* _WORK TASK_
Copy out the listing below so that each line matches exactly.

----------------

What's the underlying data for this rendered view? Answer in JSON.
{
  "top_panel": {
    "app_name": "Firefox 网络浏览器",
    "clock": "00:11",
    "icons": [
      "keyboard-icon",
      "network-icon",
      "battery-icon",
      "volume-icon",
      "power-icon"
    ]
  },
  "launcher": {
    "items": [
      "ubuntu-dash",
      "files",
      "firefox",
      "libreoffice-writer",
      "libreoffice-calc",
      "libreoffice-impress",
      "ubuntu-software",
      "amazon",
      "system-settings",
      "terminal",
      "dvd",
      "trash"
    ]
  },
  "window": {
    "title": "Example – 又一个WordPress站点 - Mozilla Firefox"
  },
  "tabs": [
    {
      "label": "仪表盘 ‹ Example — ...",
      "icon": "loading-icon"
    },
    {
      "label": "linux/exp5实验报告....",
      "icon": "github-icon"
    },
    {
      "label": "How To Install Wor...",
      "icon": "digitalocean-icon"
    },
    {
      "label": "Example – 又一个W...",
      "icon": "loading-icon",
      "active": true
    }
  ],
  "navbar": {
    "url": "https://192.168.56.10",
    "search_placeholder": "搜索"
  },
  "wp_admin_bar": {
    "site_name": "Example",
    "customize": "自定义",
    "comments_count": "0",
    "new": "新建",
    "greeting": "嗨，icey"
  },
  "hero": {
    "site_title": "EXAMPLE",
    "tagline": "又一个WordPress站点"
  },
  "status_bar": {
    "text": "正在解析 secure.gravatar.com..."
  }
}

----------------

* _RESPONSE_
What's the underlying data for this rendered view? Answer in JSON.
{
  "top_panel": {
    "app_name": "Firefox 网络浏览器",
    "clock": "00:11",
    "icons": [
      "keyboard-icon",
      "network-icon",
      "battery-icon",
      "volume-icon",
      "power-icon"
    ]
  },
  "launcher": {
    "items": [
      "ubuntu-dash",
      "files",
      "firefox",
      "libreoffice-writer",
      "libreoffice-calc",
      "libreoffice-impress",
      "ubuntu-software",
      "amazon",
      "system-settings",
      "terminal",
      "dvd",
      "trash"
    ]
  },
  "window": {
    "title": "Example – 又一个WordPress站点 - Mozilla Firefox"
  },
  "tabs": [
    {
      "label": "仪表盘 ‹ Example — ...",
      "icon": "loading-icon"
    },
    {
      "label": "linux/exp5实验报告....",
      "icon": "github-icon"
    },
    {
      "label": "How To Install Wor...",
      "icon": "digitalocean-icon"
    },
    {
      "label": "Example – 又一个W...",
      "icon": "loading-icon",
      "active": true
    }
  ],
  "navbar": {
    "url": "https://192.168.56.10",
    "search_placeholder": "搜索"
  },
  "wp_admin_bar": {
    "site_name": "Example",
    "customize": "自定义",
    "comments_count": "0",
    "new": "新建",
    "greeting": "嗨，icey"
  },
  "hero": {
    "site_title": "EXAMPLE",
    "tagline": "又一个WordPress站点"
  },
  "status_bar": {
    "text": "正在解析 secure.gravatar.com..."
  }
}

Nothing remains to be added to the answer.